Showing posts with label radar block diagram. Show all posts
Showing posts with label radar block diagram. Show all posts

22 May 2019

RADAR Block Diagram and Working (Bistatic Radar and Monostatic Radar) - Types of RADAR

What is a RADAR?

RADAR stands for "Radio Detection and Ranging" as it uses radio waves (electromagnetic waves) to detect and find the range of an object (target).
The transmitting antenna of the radar transmits radio waves towards the object and analyzes the reflected waves from the target object. After analyzing the reflected waves (echo signal) it can calculate target's distance (range), angle and velocity (if it is moving).
Radars can be classified into two broad categories, based on the number of Antennas used-
Bistatic Radar and Monostatic Radar

Watch the Complete RADAR Video Here

Bistatic RADAR (Block Diagram)

Here you can see the block diagram of Bistatic radar.

Bistatic RADAR Block Diagram

You can observe in this diagram that, the bistatic  radar contains a radar display, a transmitter and a receiver. Transmitting antenna is attached to the transmitter and receiving antenna is attached to the receiver of the radar. 
The job of the transmitting antenna is to transmit radio waves (electromagnetic waves) towards the target that we want to detect. The target object intercepts some part of the transmitted signal and reflects it back towards the receiving antenna. This receiving signal is known as the echo signal. 
Now the Radar receiver analyses these received signals. The radar display shows the information in the raw form, that needs to be analysed by an skilled person. 
The receiver of the radar must be very sensitive to receive weak signals, as the signals get very weak because of the attenuation of the radio waves in the forward and reverse path.
Also the radar transmitter should have high directivity and gain.
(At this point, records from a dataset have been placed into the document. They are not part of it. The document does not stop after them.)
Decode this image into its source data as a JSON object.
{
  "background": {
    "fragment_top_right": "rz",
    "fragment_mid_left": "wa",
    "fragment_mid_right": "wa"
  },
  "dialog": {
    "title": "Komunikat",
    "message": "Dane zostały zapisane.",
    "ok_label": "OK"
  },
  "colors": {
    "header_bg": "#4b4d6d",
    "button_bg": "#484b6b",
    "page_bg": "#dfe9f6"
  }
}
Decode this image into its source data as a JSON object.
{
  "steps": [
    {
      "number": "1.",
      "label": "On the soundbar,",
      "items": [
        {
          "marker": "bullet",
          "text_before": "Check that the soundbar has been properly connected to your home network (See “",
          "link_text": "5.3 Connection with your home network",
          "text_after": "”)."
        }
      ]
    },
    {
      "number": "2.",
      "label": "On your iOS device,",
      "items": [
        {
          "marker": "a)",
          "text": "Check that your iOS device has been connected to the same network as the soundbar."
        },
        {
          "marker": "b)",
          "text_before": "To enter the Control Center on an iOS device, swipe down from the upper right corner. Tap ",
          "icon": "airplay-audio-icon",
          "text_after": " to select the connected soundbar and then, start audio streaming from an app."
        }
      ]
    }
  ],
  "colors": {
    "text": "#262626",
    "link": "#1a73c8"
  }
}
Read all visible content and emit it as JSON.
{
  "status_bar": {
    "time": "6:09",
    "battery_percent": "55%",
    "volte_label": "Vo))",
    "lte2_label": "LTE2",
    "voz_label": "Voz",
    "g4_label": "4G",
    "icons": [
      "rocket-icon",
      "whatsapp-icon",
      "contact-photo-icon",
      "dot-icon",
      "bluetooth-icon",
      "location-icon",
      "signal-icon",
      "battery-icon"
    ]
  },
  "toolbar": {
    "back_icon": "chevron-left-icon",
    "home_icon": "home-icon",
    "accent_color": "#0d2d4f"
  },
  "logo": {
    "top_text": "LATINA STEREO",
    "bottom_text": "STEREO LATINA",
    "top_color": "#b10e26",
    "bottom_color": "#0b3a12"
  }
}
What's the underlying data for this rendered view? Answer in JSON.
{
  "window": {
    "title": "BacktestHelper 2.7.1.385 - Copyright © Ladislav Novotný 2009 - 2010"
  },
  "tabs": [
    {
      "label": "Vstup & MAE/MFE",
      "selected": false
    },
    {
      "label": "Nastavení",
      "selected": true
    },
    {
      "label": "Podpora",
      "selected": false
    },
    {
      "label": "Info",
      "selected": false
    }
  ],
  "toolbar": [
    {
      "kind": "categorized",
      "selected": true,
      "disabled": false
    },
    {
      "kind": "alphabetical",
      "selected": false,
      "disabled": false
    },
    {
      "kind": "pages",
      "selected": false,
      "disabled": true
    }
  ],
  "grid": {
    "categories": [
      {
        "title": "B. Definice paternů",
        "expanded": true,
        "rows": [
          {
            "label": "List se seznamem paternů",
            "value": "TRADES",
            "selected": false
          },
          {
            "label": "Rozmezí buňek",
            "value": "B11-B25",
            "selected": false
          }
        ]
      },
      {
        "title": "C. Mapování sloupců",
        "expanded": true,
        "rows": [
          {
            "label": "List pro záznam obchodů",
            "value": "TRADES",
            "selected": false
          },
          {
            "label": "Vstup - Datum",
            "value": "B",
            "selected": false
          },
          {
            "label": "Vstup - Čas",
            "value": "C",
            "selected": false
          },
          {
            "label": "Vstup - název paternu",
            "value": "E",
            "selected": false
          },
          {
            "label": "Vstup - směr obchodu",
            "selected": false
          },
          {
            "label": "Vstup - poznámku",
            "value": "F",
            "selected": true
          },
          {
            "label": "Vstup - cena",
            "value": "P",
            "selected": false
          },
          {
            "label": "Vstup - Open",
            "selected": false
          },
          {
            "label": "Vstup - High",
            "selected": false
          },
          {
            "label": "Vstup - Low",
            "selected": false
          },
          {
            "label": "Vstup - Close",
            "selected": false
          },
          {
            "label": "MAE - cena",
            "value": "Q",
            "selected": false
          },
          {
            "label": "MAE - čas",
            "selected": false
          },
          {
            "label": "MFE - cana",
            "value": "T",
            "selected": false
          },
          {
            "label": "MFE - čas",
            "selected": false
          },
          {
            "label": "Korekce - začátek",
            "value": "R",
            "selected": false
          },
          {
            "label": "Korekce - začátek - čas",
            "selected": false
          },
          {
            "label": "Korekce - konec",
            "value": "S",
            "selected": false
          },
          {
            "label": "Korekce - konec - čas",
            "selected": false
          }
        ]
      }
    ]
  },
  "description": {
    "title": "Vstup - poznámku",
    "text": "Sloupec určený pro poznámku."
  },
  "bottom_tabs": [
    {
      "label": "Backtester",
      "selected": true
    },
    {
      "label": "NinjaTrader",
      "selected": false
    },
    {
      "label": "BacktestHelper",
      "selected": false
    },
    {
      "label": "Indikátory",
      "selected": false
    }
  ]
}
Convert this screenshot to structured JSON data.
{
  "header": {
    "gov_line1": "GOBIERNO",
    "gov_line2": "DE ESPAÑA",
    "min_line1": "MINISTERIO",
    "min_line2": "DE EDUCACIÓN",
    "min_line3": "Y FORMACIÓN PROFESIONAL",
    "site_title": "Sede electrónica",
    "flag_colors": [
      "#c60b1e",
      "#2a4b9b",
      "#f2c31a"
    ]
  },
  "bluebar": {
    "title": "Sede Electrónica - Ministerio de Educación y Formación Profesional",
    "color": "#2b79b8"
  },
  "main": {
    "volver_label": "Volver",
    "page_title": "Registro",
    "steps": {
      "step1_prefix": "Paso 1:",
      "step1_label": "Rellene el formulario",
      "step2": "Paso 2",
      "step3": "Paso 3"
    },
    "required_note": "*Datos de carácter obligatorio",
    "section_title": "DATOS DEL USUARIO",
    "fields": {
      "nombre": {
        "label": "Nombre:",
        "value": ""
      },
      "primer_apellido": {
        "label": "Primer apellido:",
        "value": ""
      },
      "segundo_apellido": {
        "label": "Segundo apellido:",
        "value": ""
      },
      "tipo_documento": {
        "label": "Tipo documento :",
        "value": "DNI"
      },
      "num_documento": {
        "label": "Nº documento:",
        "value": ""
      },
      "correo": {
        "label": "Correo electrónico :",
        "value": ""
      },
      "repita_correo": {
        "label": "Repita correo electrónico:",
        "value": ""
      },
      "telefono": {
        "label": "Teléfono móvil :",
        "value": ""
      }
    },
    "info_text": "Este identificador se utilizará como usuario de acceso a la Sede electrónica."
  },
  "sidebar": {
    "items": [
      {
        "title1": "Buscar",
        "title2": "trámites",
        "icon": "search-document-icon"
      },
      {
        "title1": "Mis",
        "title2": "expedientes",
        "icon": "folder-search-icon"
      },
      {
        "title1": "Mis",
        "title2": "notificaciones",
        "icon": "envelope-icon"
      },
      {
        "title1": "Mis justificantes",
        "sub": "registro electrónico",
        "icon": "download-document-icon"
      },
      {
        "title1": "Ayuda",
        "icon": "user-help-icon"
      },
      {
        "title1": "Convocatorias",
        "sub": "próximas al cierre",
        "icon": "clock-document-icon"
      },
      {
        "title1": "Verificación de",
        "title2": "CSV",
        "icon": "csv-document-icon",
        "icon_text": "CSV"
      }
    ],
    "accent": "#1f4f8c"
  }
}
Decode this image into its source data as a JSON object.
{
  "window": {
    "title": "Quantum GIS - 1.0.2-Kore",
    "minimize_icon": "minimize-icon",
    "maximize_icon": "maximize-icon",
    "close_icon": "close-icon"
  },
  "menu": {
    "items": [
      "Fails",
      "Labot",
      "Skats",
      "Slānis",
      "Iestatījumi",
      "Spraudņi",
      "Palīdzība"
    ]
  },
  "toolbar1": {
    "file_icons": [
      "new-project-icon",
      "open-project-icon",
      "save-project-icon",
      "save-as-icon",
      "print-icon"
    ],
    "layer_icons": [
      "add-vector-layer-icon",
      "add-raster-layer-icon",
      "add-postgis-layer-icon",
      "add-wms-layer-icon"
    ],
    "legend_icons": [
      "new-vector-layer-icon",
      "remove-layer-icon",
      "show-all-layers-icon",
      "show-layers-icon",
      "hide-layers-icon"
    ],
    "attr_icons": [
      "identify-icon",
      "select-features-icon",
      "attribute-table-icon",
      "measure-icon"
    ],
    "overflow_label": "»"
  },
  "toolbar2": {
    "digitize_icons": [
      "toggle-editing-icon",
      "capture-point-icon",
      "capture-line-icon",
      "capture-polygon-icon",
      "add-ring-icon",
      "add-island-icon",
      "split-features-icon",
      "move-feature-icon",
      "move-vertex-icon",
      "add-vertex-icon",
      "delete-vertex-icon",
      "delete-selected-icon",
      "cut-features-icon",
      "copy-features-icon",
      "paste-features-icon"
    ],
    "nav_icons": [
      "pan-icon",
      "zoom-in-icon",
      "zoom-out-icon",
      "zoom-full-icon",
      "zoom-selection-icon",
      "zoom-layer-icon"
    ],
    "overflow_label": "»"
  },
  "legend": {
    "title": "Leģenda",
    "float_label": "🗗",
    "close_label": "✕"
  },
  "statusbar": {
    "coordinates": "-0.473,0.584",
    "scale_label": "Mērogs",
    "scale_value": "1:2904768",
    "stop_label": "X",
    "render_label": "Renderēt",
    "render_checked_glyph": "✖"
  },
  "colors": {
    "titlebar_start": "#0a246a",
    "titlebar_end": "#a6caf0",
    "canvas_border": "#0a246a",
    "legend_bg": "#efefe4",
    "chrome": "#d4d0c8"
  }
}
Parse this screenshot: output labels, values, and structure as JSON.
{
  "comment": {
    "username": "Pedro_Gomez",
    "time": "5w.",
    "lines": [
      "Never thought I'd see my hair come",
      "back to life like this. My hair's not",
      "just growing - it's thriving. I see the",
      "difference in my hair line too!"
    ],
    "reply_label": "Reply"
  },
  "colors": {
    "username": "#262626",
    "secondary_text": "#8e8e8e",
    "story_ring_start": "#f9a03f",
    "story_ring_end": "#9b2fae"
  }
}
Directivity of antenna is it's ability to transmit radiations in a particular direction. It should also have high gain since it has to counter losses in the forward and reverse path (before and after reflection from the target).
Now we will understand why it is known as bistatic radar and how it is different from the monostatic radar.
Actually the bistatic radar uses two antennas for transmission and reception purpose separately, that's why it is known as bistatic radar. 

Monostatic RADAR (Block Diagram)

Monostatic radar is the most commonly used form of the radar. Here you can see the block diagram of monostatic Radar-

Monostatic RADAR Block Diagram

As you can see in this block diagram that monostatic radar uses only one antenna for transmission and reception purpose, that's why it is known as monostatic radar (Mono means single and bi means double).
In this block diagram of monostatic radar you can see that it has an indicator, a transmitter and receiver, a duplexer and a single antenna. Observer that here we have not used two separate antennas as the transmitting antenna and receiving antenna. Only one antenna can function as the transmitting and receiving antenna.
Actually the basic working principle of both types of radars (Bistatic and monostatic) is same with some differences.
The radar transmitter transmits electromagnetic waves (radio waves). At the time of transmission the antenna of the monostatic radar works as the transmitting antenna and when these signals are reflected back (echo signal) from the target, the same antenna works as the receiving antenna. This received signal is analysed by the receiver circuitry and the data is shown on the indicator of the radar. 
Now we will understand the role of the duplexer in the monostatic radar-

Functions of the Radar Duplexer

  • The Radar duplexer makes it possible to use single antenna for transmission and reception purpose.

  • The duplexer helps in protecting the sensitive receiver from the high power transmitter.

  • The radar duplexer keeps the transmitter and receiver separate (isolated) at the time of transmission and reception.